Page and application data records
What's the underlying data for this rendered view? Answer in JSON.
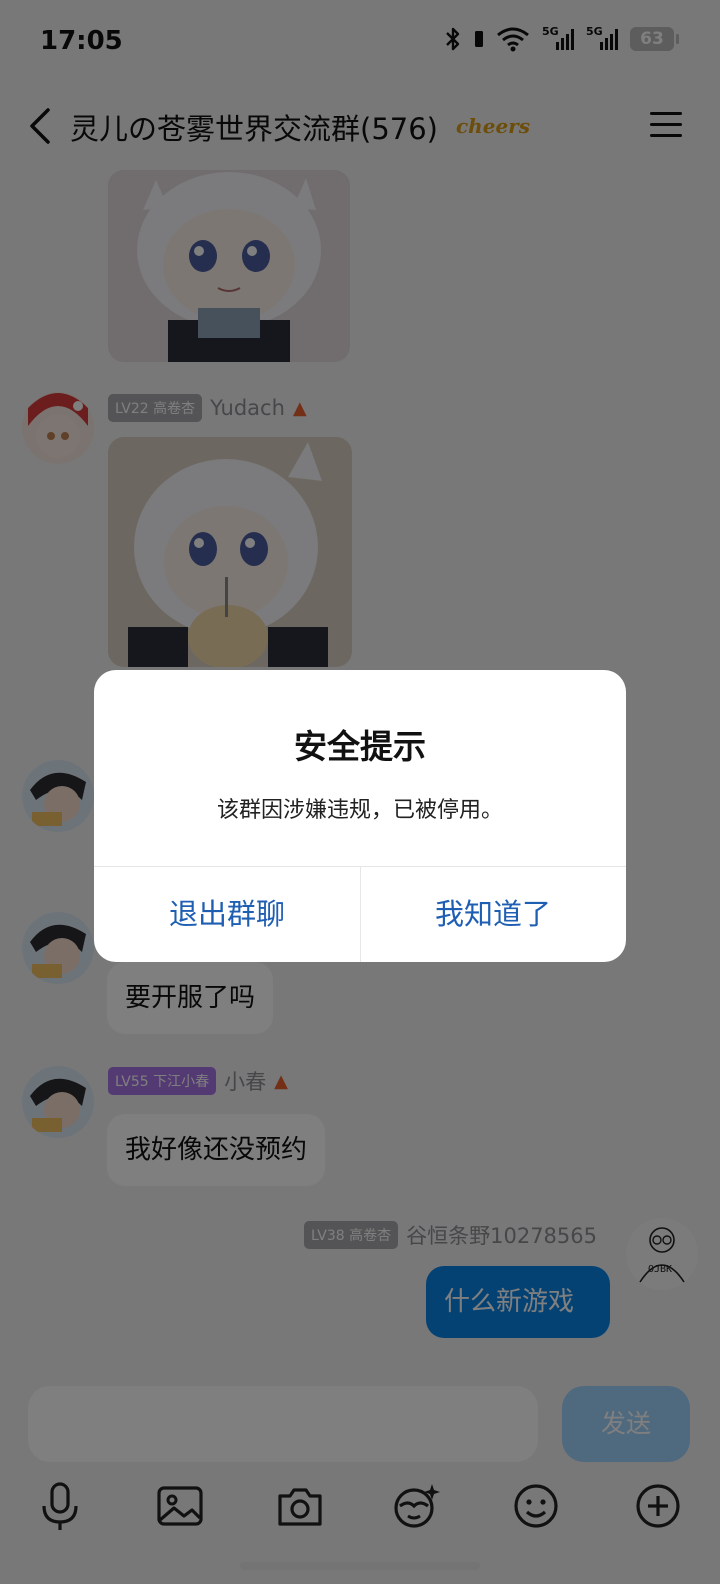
{
  "status_bar": {
    "time": "17:05",
    "battery": "63",
    "network_1": "5G",
    "network_2": "5G"
  },
  "header": {
    "title": "灵儿の苍雾世界交流群(576)",
    "badge": "cheers"
  },
  "messages": [
    {
      "level": "LV22 高卷杏",
      "nickname": "Yudach"
    },
    {
      "bubble_1": "要开服了吗"
    },
    {
      "level": "LV55 下江小春",
      "nickname": "小春",
      "bubble": "我好像还没预约"
    },
    {
      "level": "LV38 高卷杏",
      "nickname": "谷恒条野10278565",
      "bubble": "什么新游戏",
      "avatar_caption": "OJBK"
    }
  ],
  "input": {
    "placeholder": "",
    "send_label": "发送"
  },
  "toolbar": {
    "icons": [
      "mic-icon",
      "image-icon",
      "camera-icon",
      "sticker-icon",
      "emoji-icon",
      "plus-icon"
    ]
  },
  "dialog": {
    "title": "安全提示",
    "body": "该群因涉嫌违规，已被停用。",
    "button_exit": "退出群聊",
    "button_ok": "我知道了"
  },
  "colors": {
    "accent": "#0a84e8",
    "dialog_button": "#1f5fb3",
    "overlay": "#000000"
  }
}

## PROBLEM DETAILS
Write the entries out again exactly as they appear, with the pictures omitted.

## TASK OUTPUT
What's the underlying data for this rendered view? Answer in JSON.
{
  "status_bar": {
    "time": "17:05",
    "battery": "63",
    "network_1": "5G",
    "network_2": "5G"
  },
  "header": {
    "title": "灵儿の苍雾世界交流群(576)",
    "badge": "cheers"
  },
  "messages": [
    {
      "level": "LV22 高卷杏",
      "nickname": "Yudach"
    },
    {
      "bubble_1": "要开服了吗"
    },
    {
      "level": "LV55 下江小春",
      "nickname": "小春",
      "bubble": "我好像还没预约"
    },
    {
      "level": "LV38 高卷杏",
      "nickname": "谷恒条野10278565",
      "bubble": "什么新游戏",
      "avatar_caption": "OJBK"
    }
  ],
  "input": {
    "placeholder": "",
    "send_label": "发送"
  },
  "toolbar": {
    "icons": [
      "mic-icon",
      "image-icon",
      "camera-icon",
      "sticker-icon",
      "emoji-icon",
      "plus-icon"
    ]
  },
  "dialog": {
    "title": "安全提示",
    "body": "该群因涉嫌违规，已被停用。",
    "button_exit": "退出群聊",
    "button_ok": "我知道了"
  },
  "colors": {
    "accent": "#0a84e8",
    "dialog_button": "#1f5fb3",
    "overlay": "#000000"
  }
}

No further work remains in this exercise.